The crescent Moon is low in the west then, with the night sky’s second-brightest object close to the lower right: Venus, the brilliant “evening star.”
If you let your gaze arc up across the south, you’ll come to Jupiter, the solar system’s largest planet. It outshines everything except the Moon and Venus, so it’s an easy target.
If you look closely, you’ll see that it has a bright companion right now: Zubenelgenubi. The star is one of the leading lights of Libra, the balance scales. But its name means “the southern claw.” That indicates that the star once belonged to the adjoining constellation Scorpius.
Then allow your gaze to drop to the southeastern horizon for the third planet, Saturn. It’s quite bright, but it’s also quite low in the sky, so any buildings or trees along the horizon can block it from view. It will climb all the way across the southern sky during the night.

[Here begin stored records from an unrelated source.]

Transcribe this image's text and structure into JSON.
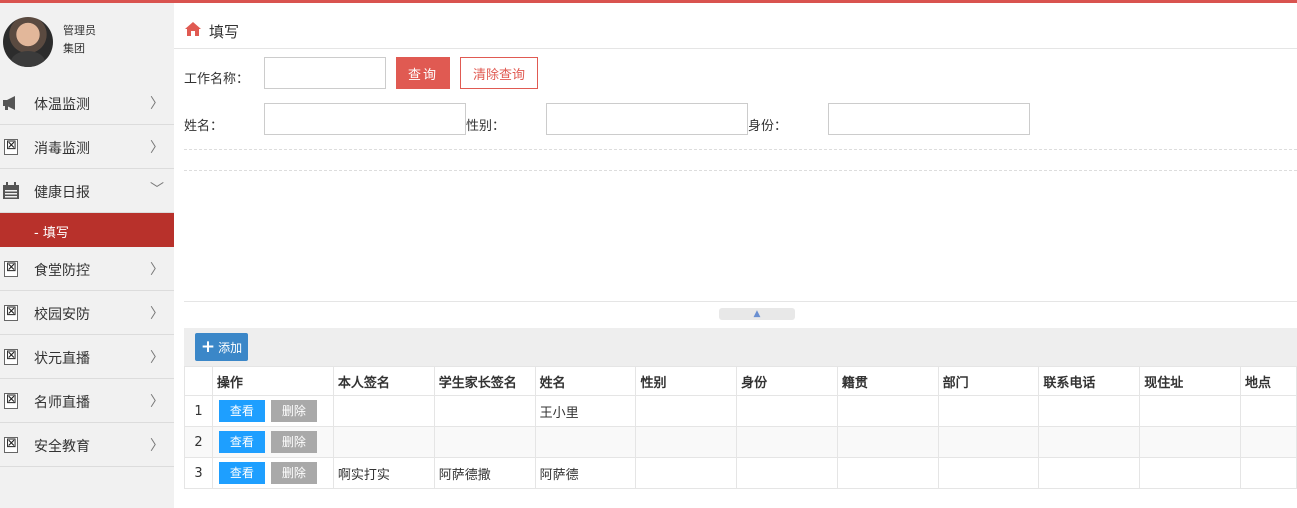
{
  "user": {
    "role": "管理员",
    "org": "集团"
  },
  "sidebar": {
    "items": [
      {
        "label": "体温监测",
        "icon": "megaphone-icon",
        "chevron": ">"
      },
      {
        "label": "消毒监测",
        "icon": "broken-image-icon",
        "chevron": ">"
      },
      {
        "label": "健康日报",
        "icon": "calendar-icon",
        "chevron": "v",
        "expanded": true
      },
      {
        "label": "食堂防控",
        "icon": "broken-image-icon",
        "chevron": ">"
      },
      {
        "label": "校园安防",
        "icon": "broken-image-icon",
        "chevron": ">"
      },
      {
        "label": "状元直播",
        "icon": "broken-image-icon",
        "chevron": ">"
      },
      {
        "label": "名师直播",
        "icon": "broken-image-icon",
        "chevron": ">"
      },
      {
        "label": "安全教育",
        "icon": "broken-image-icon",
        "chevron": ">"
      }
    ],
    "active_sub": "- 填写"
  },
  "breadcrumb": {
    "title": "填写"
  },
  "search": {
    "job_name_label": "工作名称：",
    "job_name_value": "",
    "query_label": "查询",
    "clear_label": "清除查询",
    "name_label": "姓名：",
    "gender_label": "性别：",
    "identity_label": "身份："
  },
  "toolbar": {
    "add_label": "添加"
  },
  "table": {
    "headers": [
      "操作",
      "本人签名",
      "学生家长签名",
      "姓名",
      "性别",
      "身份",
      "籍贯",
      "部门",
      "联系电话",
      "现住址",
      "地点"
    ],
    "view_label": "查看",
    "delete_label": "删除",
    "rows": [
      {
        "index": "1",
        "self_sign": "",
        "parent_sign": "",
        "name": "王小里",
        "gender": "",
        "identity": "",
        "origin": "",
        "dept": "",
        "phone": "",
        "address": "",
        "place": ""
      },
      {
        "index": "2",
        "self_sign": "",
        "parent_sign": "",
        "name": "",
        "gender": "",
        "identity": "",
        "origin": "",
        "dept": "",
        "phone": "",
        "address": "",
        "place": ""
      },
      {
        "index": "3",
        "self_sign": "啊实打实",
        "parent_sign": "阿萨德撒",
        "name": "阿萨德",
        "gender": "",
        "identity": "",
        "origin": "",
        "dept": "",
        "phone": "",
        "address": "",
        "place": ""
      }
    ]
  },
  "colors": {
    "accent": "#e05a52",
    "active_sub_bg": "#b8312b",
    "add_button": "#3b87c8",
    "view_button": "#1e9fff"
  }
}
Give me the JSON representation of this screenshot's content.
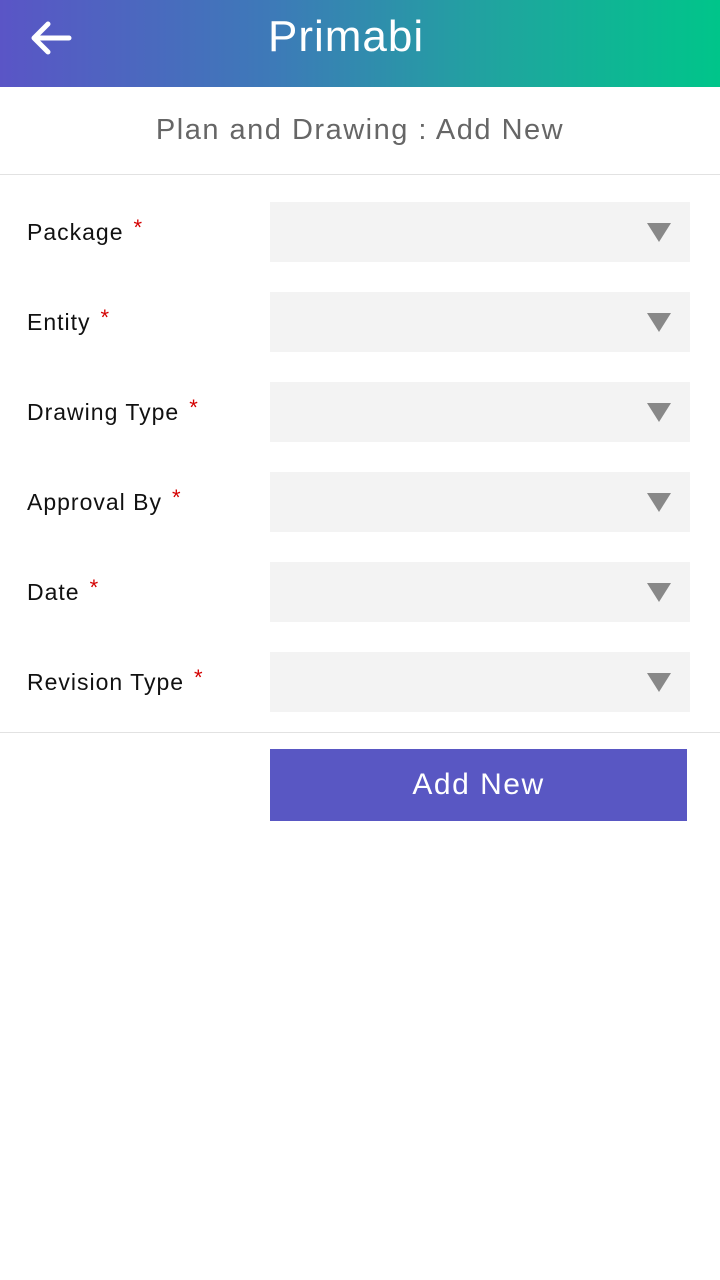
{
  "header": {
    "back_icon": "arrow-left-icon",
    "logo_text": "Primabi"
  },
  "page": {
    "title": "Plan and Drawing : Add New"
  },
  "form": {
    "required_marker": "*",
    "dropdown_icon": "triangle-down-icon",
    "fields": [
      {
        "label": "Package",
        "value": ""
      },
      {
        "label": "Entity",
        "value": ""
      },
      {
        "label": "Drawing Type",
        "value": ""
      },
      {
        "label": "Approval By",
        "value": ""
      },
      {
        "label": "Date",
        "value": ""
      },
      {
        "label": "Revision Type",
        "value": ""
      }
    ],
    "submit_label": "Add New"
  },
  "colors": {
    "header_gradient_start": "#5a55c6",
    "header_gradient_end": "#00c58a",
    "button_bg": "#5957c3",
    "required": "#d40000",
    "select_bg": "#f3f3f3"
  }
}
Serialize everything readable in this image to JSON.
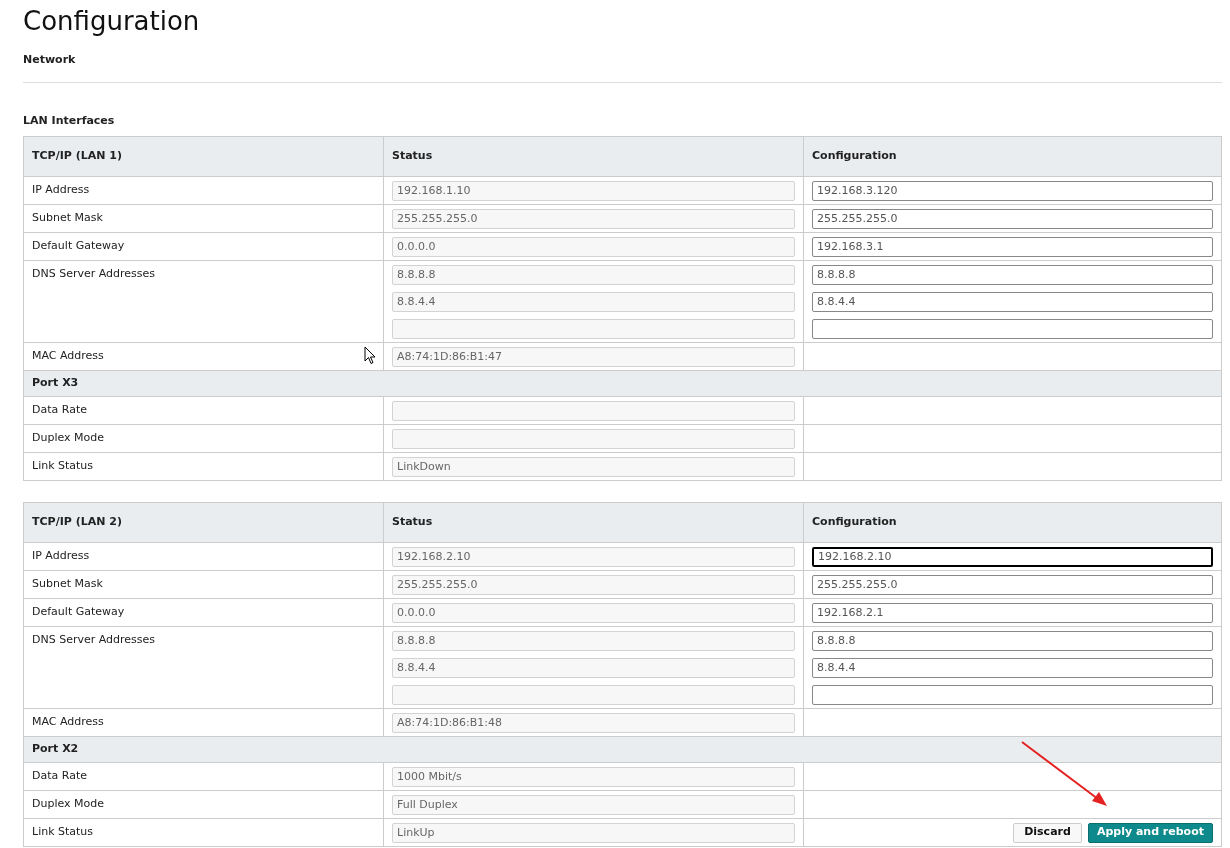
{
  "page_title": "Configuration",
  "subtitle": "Network",
  "section_title": "LAN Interfaces",
  "tables": [
    {
      "title": "TCP/IP (LAN 1)",
      "columns": [
        "Status",
        "Configuration"
      ],
      "rows": [
        {
          "kind": "field",
          "label": "IP Address",
          "status": [
            {
              "value": "192.168.1.10"
            }
          ],
          "config": [
            {
              "value": "192.168.3.120",
              "focused": false
            }
          ]
        },
        {
          "kind": "field",
          "label": "Subnet Mask",
          "status": [
            {
              "value": "255.255.255.0"
            }
          ],
          "config": [
            {
              "value": "255.255.255.0",
              "focused": false
            }
          ]
        },
        {
          "kind": "field",
          "label": "Default Gateway",
          "status": [
            {
              "value": "0.0.0.0"
            }
          ],
          "config": [
            {
              "value": "192.168.3.1",
              "focused": false
            }
          ]
        },
        {
          "kind": "field",
          "label": "DNS Server Addresses",
          "status": [
            {
              "value": "8.8.8.8"
            },
            {
              "value": "8.8.4.4"
            },
            {
              "kind": "empty"
            }
          ],
          "config": [
            {
              "value": "8.8.8.8",
              "focused": false
            },
            {
              "value": "8.8.4.4",
              "focused": false
            },
            {
              "focused": false
            }
          ]
        },
        {
          "kind": "field",
          "label": "MAC Address",
          "status": [
            {
              "value": "A8:74:1D:86:B1:47"
            }
          ]
        },
        {
          "kind": "section",
          "label": "Port X3"
        },
        {
          "kind": "field",
          "label": "Data Rate",
          "status": [
            {
              "kind": "empty"
            }
          ]
        },
        {
          "kind": "field",
          "label": "Duplex Mode",
          "status": [
            {
              "kind": "empty"
            }
          ]
        },
        {
          "kind": "field",
          "label": "Link Status",
          "status": [
            {
              "value": "LinkDown"
            }
          ]
        }
      ]
    },
    {
      "title": "TCP/IP (LAN 2)",
      "columns": [
        "Status",
        "Configuration"
      ],
      "rows": [
        {
          "kind": "field",
          "label": "IP Address",
          "status": [
            {
              "value": "192.168.2.10"
            }
          ],
          "config": [
            {
              "value": "192.168.2.10",
              "focused": true
            }
          ]
        },
        {
          "kind": "field",
          "label": "Subnet Mask",
          "status": [
            {
              "value": "255.255.255.0"
            }
          ],
          "config": [
            {
              "value": "255.255.255.0",
              "focused": false
            }
          ]
        },
        {
          "kind": "field",
          "label": "Default Gateway",
          "status": [
            {
              "value": "0.0.0.0"
            }
          ],
          "config": [
            {
              "value": "192.168.2.1",
              "focused": false
            }
          ]
        },
        {
          "kind": "field",
          "label": "DNS Server Addresses",
          "status": [
            {
              "value": "8.8.8.8"
            },
            {
              "value": "8.8.4.4"
            },
            {
              "kind": "empty"
            }
          ],
          "config": [
            {
              "value": "8.8.8.8",
              "focused": false
            },
            {
              "value": "8.8.4.4",
              "focused": false
            },
            {
              "focused": false
            }
          ]
        },
        {
          "kind": "field",
          "label": "MAC Address",
          "status": [
            {
              "value": "A8:74:1D:86:B1:48"
            }
          ]
        },
        {
          "kind": "section",
          "label": "Port X2"
        },
        {
          "kind": "field",
          "label": "Data Rate",
          "status": [
            {
              "value": "1000 Mbit/s"
            }
          ]
        },
        {
          "kind": "field",
          "label": "Duplex Mode",
          "status": [
            {
              "value": "Full Duplex"
            }
          ]
        },
        {
          "kind": "field",
          "label": "Link Status",
          "status": [
            {
              "value": "LinkUp"
            }
          ],
          "buttons": [
            {
              "label": "Discard",
              "kind": "secondary"
            },
            {
              "label": "Apply and reboot",
              "kind": "primary"
            }
          ]
        }
      ]
    }
  ]
}
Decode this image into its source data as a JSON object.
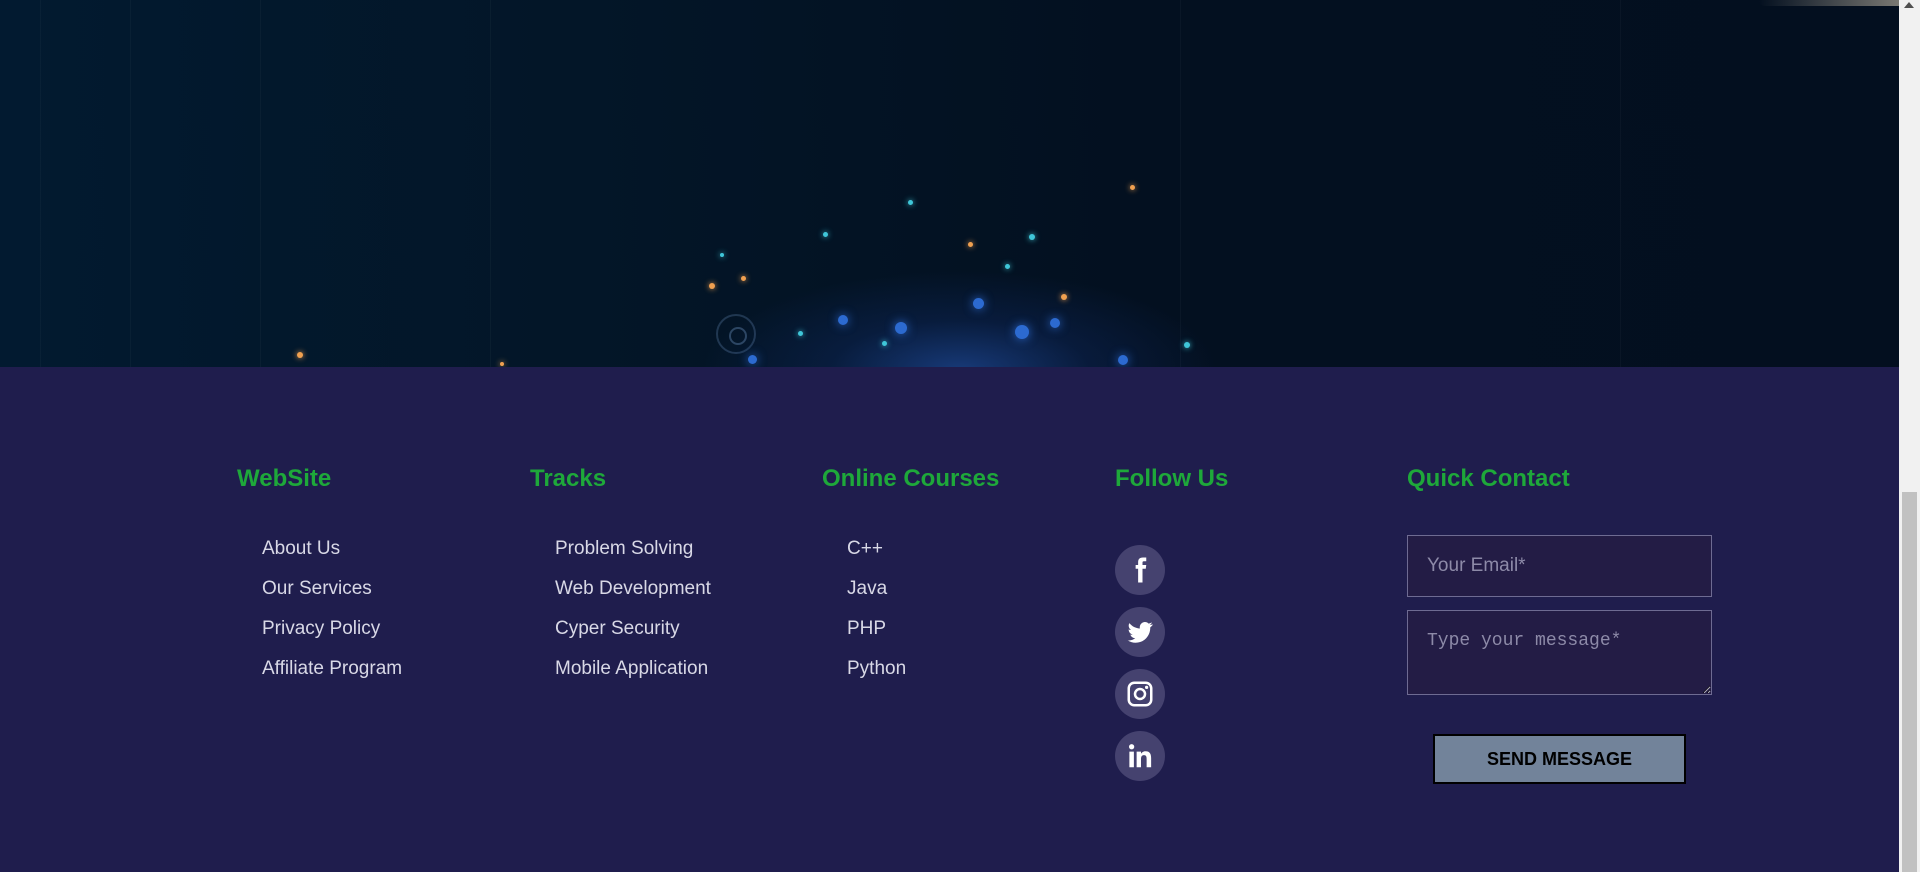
{
  "footer": {
    "website": {
      "title": "WebSite",
      "links": [
        "About Us",
        "Our Services",
        "Privacy Policy",
        "Affiliate Program"
      ]
    },
    "tracks": {
      "title": "Tracks",
      "links": [
        "Problem Solving",
        "Web Development",
        "Cyper Security",
        "Mobile Application"
      ]
    },
    "courses": {
      "title": "Online Courses",
      "links": [
        "C++",
        "Java",
        "PHP",
        "Python"
      ]
    },
    "follow": {
      "title": "Follow Us",
      "icons": [
        "facebook-icon",
        "twitter-icon",
        "instagram-icon",
        "linkedin-icon"
      ]
    },
    "contact": {
      "title": "Quick Contact",
      "email_placeholder": "Your Email*",
      "message_placeholder": "Type your message*",
      "send_label": "SEND MESSAGE"
    }
  },
  "colors": {
    "footer_bg": "#1f1d4d",
    "heading": "#1ea83a",
    "link": "#d8d8e6",
    "button_bg": "#72839a"
  }
}
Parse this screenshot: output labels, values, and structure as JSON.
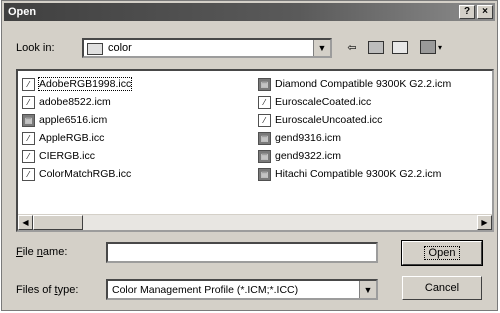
{
  "window": {
    "title": "Open"
  },
  "title_buttons": {
    "help": "?",
    "close": "×"
  },
  "look_in": {
    "label": "Look in:",
    "value": "color"
  },
  "files": {
    "left": [
      {
        "name": "AdobeRGB1998.icc",
        "icon": "page-icon",
        "selected": true
      },
      {
        "name": "adobe8522.icm",
        "icon": "page-icon"
      },
      {
        "name": "apple6516.icm",
        "icon": "profile-icon"
      },
      {
        "name": "AppleRGB.icc",
        "icon": "page-icon"
      },
      {
        "name": "CIERGB.icc",
        "icon": "page-icon"
      },
      {
        "name": "ColorMatchRGB.icc",
        "icon": "page-icon"
      }
    ],
    "right": [
      {
        "name": "Diamond Compatible 9300K G2.2.icm",
        "icon": "profile-icon"
      },
      {
        "name": "EuroscaleCoated.icc",
        "icon": "page-icon"
      },
      {
        "name": "EuroscaleUncoated.icc",
        "icon": "page-icon"
      },
      {
        "name": "gend9316.icm",
        "icon": "profile-icon"
      },
      {
        "name": "gend9322.icm",
        "icon": "profile-icon"
      },
      {
        "name": "Hitachi Compatible 9300K G2.2.icm",
        "icon": "profile-icon"
      }
    ]
  },
  "filename": {
    "label": "File name:",
    "value": ""
  },
  "filetype": {
    "label": "Files of type:",
    "value": "Color Management Profile (*.ICM;*.ICC)"
  },
  "buttons": {
    "open": "Open",
    "cancel": "Cancel"
  }
}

By the wee hours of the morning, Venus and the Moon will be gone from view. But Jupiter and Saturn will still be around. And yet another planet will have joined them by then — Mars. It shines bright orange as it heads toward its best showing of the year in just a few weeks, completing a beautiful line-up of planets in the June sky.